Psilocybin became legalized in Oregon on November 3, 2020, when Measure 109 passed with 56% of the vote. This made it the first state in the country to legalize the adult use of psilocybin mushrooms. Measure 109 created a psilocybin services program that will allow adults 21 and older to participate in psilocybin-assisted therapy sessions for the treatment of mental health conditions such as depression, anxiety, and PTSD. The program made the drug legal January 1st, 2023, but legal psilocybin-assisted therapy sessions are to be expected to be available mid- to late-2023.
In Seattle, Washington, SB 5660, also known as the Washington Psilocybin Wellness and Opportunity Act, was passed unanimously to decriminalize the personal use and possession of psilocybin mushrooms.

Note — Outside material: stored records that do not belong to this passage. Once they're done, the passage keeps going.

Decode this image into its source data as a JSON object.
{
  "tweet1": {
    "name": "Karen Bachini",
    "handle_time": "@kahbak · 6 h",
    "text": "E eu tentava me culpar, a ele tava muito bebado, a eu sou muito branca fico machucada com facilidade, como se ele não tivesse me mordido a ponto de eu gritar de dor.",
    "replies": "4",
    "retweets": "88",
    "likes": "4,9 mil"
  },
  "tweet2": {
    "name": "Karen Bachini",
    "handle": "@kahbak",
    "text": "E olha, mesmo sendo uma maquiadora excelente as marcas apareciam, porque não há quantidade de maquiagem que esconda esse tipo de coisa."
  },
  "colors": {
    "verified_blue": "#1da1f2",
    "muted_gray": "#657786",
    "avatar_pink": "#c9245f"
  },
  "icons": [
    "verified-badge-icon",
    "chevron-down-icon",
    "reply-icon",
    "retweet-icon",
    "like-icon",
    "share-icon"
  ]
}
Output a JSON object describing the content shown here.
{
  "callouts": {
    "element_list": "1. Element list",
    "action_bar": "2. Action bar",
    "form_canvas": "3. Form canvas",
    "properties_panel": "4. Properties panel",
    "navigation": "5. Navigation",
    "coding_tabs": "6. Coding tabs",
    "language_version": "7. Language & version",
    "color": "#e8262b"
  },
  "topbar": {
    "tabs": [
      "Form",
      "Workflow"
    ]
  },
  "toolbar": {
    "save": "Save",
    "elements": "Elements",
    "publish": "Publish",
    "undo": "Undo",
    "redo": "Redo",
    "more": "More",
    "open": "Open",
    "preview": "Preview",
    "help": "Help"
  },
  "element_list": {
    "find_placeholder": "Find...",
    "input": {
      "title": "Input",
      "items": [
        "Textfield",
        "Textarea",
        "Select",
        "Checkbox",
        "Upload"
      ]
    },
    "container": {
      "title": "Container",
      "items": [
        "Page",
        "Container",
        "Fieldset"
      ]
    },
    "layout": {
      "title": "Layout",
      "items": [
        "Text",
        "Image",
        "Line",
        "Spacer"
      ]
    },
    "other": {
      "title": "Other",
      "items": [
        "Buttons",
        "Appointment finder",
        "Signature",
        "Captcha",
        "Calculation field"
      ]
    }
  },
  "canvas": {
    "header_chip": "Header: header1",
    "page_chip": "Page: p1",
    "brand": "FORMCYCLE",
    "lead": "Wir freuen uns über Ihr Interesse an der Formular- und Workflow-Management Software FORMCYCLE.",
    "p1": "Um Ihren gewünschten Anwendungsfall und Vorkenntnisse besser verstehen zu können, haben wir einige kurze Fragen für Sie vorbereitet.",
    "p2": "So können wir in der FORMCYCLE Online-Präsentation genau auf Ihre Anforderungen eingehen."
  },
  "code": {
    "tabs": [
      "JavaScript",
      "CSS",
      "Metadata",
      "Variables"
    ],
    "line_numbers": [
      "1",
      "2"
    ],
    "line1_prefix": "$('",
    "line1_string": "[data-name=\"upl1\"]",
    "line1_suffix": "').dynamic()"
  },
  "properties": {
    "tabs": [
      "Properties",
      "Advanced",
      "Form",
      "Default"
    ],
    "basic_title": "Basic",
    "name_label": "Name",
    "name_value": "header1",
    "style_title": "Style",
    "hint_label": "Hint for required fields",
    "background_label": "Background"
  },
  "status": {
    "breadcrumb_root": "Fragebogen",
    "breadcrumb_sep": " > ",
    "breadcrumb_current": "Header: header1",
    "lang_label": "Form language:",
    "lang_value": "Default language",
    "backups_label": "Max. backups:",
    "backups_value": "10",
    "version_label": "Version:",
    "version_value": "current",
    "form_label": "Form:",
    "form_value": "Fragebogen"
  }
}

The legislation declared “that the investigation, arrest, and prosecution of anyone engaging in entheogen-related activities should be among the City of Seattle’s lowest enforcement priorities.” With this, Seattle became the largest U.S. city to decriminalize psychedelics in October 2021.
Psilocybin was decriminalized in Washington, D.C. on November 3, 2020, when Initiative 81 passed with 76% of the vote. Initiative 81 went into effect March 15, 2021 and made the possession and personal use of psilocybin mushrooms the lowest law enforcement priority in the district. This means that police officers are not required to arrest or prosecute people for possessing or using psilocybin, unless there are other factors involved, such as selling or distributing the drug to minors.
Initiative 81 was the culmination of a years-long effort by activists to decriminalize psilocybin in the district. It was ultimately put forward by Melissa Lavasani, who personally attested to psychedelics helping her overcome her own mental health problems. She established the Plant Medicine Coalition which announced it would offer community grants to organizations that offered education, training, and other work supporting the use of psychedelics.
Legislative actions around the world have brought about the legalization or decriminalization of psilocybin mushrooms in various jurisdictions. From specific cities in Brazil and the British Virgin Islands to regions in Europe and the United States, these legislative changes reflect evolving perspectives on drug policy, emphasizing harm reduction, religious freedom, and public health. It is important for individuals to stay informed about the specific legal status of psilocybin mushrooms in their respective regions to ensure compliance with local legislation. With more and more progress quickly being made on the research front, it is only a matter of time for more cities and/or countries to embrace the psychedelic renaissance and reclassify them under the eyes of the law.